(Items from an interface collection)

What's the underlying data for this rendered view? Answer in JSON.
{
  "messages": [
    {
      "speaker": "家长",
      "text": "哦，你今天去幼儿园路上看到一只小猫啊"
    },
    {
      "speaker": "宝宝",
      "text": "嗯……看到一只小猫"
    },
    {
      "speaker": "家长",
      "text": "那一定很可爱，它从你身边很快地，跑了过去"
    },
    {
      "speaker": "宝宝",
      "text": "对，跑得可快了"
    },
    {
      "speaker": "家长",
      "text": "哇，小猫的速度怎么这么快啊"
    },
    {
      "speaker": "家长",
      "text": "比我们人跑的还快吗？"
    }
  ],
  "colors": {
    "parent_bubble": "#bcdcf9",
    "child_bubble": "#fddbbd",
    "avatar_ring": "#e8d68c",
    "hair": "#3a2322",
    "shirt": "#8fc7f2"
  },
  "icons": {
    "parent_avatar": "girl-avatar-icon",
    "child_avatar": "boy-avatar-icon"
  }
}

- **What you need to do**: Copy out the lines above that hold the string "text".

- **Result of this exercise**:
      "text": "哦，你今天去幼儿园路上看到一只小猫啊"
      "text": "嗯……看到一只小猫"
      "text": "那一定很可爱，它从你身边很快地，跑了过去"
      "text": "对，跑得可快了"
      "text": "哇，小猫的速度怎么这么快啊"
      "text": "比我们人跑的还快吗？"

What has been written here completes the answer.